one visit home i went to grab my ipod out of my car and he jumped into the backseat and refused to come out.  he slept there for about 3 hours.  i kept checking on him and he kept refusing to get out of the car.

i like to think he’s introverted, like me.

i’m not worried he’ll forget me.  i’m worried he’ll run away to find me or come back home.  but my parents ease my concern by reminding me he’ll have one of those great invisible fence shock collars.  great!  the dog who is terrified of a balloon tied to his collar or a paper bag rustling over his head will love shock collar training.  poor guy.  at first my parents wanted me to train him by walking through the border and getting him to follow me so he would be zapped.  yeah right.

the first 30 seconds i ever pictured myself in england, i imagined running through the countryside over hill and dale, getting caught in the occasional rainstorm, climbing over the intermittent rock wall, trapseing through a lavender field… all with tillman by my side.  then i realised tillman would not be with me.  then i cried.

for a while, i’ve had this idea for some pics with tillman and one morning a few weeks ago, danielle played impromptu photographer.  i love the results.
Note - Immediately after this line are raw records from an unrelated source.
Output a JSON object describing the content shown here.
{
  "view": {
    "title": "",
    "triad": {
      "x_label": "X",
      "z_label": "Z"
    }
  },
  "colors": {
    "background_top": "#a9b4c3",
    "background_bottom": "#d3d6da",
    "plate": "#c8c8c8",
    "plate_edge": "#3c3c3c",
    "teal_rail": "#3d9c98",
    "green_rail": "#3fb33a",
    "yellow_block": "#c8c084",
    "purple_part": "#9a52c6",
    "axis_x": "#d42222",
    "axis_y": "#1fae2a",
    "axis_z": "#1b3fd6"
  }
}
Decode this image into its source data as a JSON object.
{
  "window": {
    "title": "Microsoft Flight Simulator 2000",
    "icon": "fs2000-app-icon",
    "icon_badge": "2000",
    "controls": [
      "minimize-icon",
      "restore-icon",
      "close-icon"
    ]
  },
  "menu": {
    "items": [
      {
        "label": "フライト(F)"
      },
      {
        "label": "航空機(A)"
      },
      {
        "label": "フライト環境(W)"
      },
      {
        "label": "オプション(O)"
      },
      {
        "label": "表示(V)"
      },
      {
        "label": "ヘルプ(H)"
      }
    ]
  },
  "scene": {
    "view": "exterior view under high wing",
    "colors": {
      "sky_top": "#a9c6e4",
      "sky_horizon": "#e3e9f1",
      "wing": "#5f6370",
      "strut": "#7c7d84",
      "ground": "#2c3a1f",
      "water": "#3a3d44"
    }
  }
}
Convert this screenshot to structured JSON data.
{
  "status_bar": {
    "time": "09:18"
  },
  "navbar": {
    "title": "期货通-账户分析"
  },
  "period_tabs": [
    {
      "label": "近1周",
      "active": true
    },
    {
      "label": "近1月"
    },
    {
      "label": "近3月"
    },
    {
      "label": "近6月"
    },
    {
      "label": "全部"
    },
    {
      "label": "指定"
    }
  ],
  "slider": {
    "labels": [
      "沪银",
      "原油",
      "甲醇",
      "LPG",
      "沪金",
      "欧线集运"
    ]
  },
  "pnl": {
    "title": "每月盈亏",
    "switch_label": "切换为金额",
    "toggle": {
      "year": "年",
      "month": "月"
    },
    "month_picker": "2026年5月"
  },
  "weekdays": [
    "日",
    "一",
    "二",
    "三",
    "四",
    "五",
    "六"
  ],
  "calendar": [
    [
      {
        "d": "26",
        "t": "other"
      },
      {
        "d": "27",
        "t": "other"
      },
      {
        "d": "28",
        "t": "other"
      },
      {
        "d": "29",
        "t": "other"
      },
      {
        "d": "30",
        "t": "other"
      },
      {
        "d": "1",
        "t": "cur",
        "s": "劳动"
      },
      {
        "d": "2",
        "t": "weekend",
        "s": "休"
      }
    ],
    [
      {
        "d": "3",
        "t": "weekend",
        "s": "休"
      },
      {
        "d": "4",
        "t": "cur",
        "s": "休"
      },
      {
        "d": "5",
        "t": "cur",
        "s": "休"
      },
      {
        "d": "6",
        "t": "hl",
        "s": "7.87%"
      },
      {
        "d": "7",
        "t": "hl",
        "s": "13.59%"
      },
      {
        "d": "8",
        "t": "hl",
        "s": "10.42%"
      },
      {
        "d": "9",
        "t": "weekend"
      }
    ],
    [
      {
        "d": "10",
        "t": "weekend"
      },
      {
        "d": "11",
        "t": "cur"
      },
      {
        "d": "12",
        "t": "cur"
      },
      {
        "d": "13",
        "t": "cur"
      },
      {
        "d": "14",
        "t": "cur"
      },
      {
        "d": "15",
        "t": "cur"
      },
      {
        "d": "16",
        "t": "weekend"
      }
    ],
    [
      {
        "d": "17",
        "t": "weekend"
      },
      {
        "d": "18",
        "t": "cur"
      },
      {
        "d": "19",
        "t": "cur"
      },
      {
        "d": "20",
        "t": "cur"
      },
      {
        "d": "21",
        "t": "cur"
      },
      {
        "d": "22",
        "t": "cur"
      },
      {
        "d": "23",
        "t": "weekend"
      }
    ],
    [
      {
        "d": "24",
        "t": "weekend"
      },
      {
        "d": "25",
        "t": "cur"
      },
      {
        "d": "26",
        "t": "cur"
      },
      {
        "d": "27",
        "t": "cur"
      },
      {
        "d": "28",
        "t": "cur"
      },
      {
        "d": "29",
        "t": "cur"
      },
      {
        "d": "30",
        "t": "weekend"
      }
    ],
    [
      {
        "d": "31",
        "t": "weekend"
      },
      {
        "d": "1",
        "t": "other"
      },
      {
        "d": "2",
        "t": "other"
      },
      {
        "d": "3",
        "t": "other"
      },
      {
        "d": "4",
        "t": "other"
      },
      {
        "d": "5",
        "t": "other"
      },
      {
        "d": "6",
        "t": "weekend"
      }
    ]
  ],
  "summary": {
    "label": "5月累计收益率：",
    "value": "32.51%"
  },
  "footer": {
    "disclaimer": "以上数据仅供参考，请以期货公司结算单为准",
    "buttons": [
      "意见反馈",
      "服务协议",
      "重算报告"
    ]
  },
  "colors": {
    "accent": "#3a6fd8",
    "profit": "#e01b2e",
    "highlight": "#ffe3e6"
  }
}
for some perplexing reason, multiple dear friends have put me under strict orders not to watch or read marley and me until i get back from england.  even then, they have reserved the right to forbid me from it.

i can’t imagine why, but i’m going to go ahead self-impose old yeller restriction also.